#### Data extracts ####

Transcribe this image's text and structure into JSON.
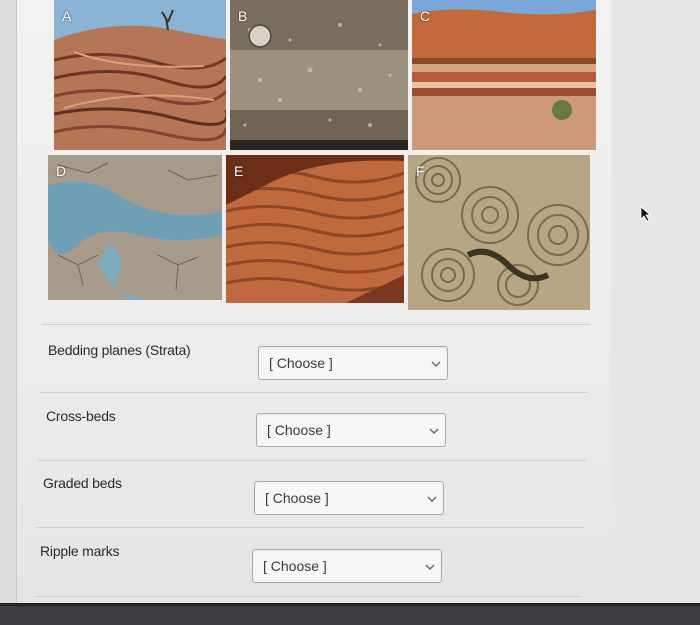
{
  "tiles": [
    {
      "label": "A"
    },
    {
      "label": "B"
    },
    {
      "label": "C"
    },
    {
      "label": "D"
    },
    {
      "label": "E"
    },
    {
      "label": "F"
    }
  ],
  "questions": [
    {
      "term": "Bedding planes (Strata)",
      "selected": "[ Choose ]"
    },
    {
      "term": "Cross-beds",
      "selected": "[ Choose ]"
    },
    {
      "term": "Graded beds",
      "selected": "[ Choose ]"
    },
    {
      "term": "Ripple marks",
      "selected": "[ Choose ]"
    }
  ],
  "icons": {
    "dropdown": "chevron-down-icon",
    "cursor": "mouse-pointer-icon"
  }
}
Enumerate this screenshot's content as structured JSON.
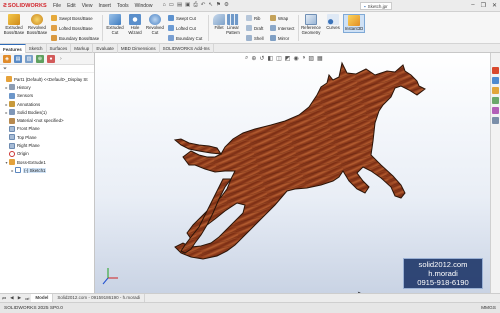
{
  "app": {
    "logo_text": "SOLIDWORKS",
    "doc_title": "Sketch.jpr"
  },
  "menu": [
    "File",
    "Edit",
    "View",
    "Insert",
    "Tools",
    "Window"
  ],
  "toolbar": {
    "extruded_boss": "Extruded Boss/Base",
    "revolved_boss": "Revolved Boss/Base",
    "swept_boss": "Swept Boss/Base",
    "lofted_boss": "Lofted Boss/Base",
    "boundary_boss": "Boundary Boss/Base",
    "extruded_cut": "Extruded Cut",
    "hole_wizard": "Hole Wizard",
    "revolved_cut": "Revolved Cut",
    "swept_cut": "Swept Cut",
    "lofted_cut": "Lofted Cut",
    "boundary_cut": "Boundary Cut",
    "fillet": "Fillet",
    "linear_pattern": "Linear Pattern",
    "rib": "Rib",
    "draft": "Draft",
    "shell": "Shell",
    "wrap": "Wrap",
    "intersect": "Intersect",
    "mirror": "Mirror",
    "reference_geometry": "Reference Geometry",
    "curves": "Curves",
    "instant3d": "Instant3D"
  },
  "tabs": [
    "Features",
    "Sketch",
    "Surfaces",
    "Markup",
    "Evaluate",
    "MBD Dimensions",
    "SOLIDWORKS Add-Ins"
  ],
  "tree": {
    "items": [
      {
        "label": "Part1 (Default) <<Default>_Display St",
        "arrow": ""
      },
      {
        "label": "History",
        "arrow": "▸"
      },
      {
        "label": "Sensors",
        "arrow": ""
      },
      {
        "label": "Annotations",
        "arrow": "▸"
      },
      {
        "label": "Solid Bodies(1)",
        "arrow": "▸"
      },
      {
        "label": "Material <not specified>",
        "arrow": ""
      },
      {
        "label": "Front Plane",
        "arrow": ""
      },
      {
        "label": "Top Plane",
        "arrow": ""
      },
      {
        "label": "Right Plane",
        "arrow": ""
      },
      {
        "label": "Origin",
        "arrow": ""
      },
      {
        "label": "Boss-Extrude1",
        "arrow": "▾"
      },
      {
        "label": "(-) Sketch1",
        "arrow": "▸"
      }
    ]
  },
  "bottom_tabs": [
    "Model",
    "Solid2012.com - 09159186190 - h.moradi"
  ],
  "status": {
    "left": "SOLIDWORKS 2025 SP0.0",
    "units": "MMGS"
  },
  "watermark": {
    "line1": "solid2012.com",
    "line2": "h.moradi",
    "line3": "0915-918-6190"
  },
  "colors": {
    "accent": "#2e6bb8",
    "brand": "#d2232a",
    "wood": "#8b3a1e"
  }
}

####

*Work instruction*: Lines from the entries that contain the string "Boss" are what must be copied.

*Answer box*:
    "extruded_boss": "Extruded Boss/Base",
    "revolved_boss": "Revolved Boss/Base",
    "swept_boss": "Swept Boss/Base",
    "lofted_boss": "Lofted Boss/Base",
    "boundary_boss": "Boundary Boss/Base",
        "label": "Boss-Extrude1",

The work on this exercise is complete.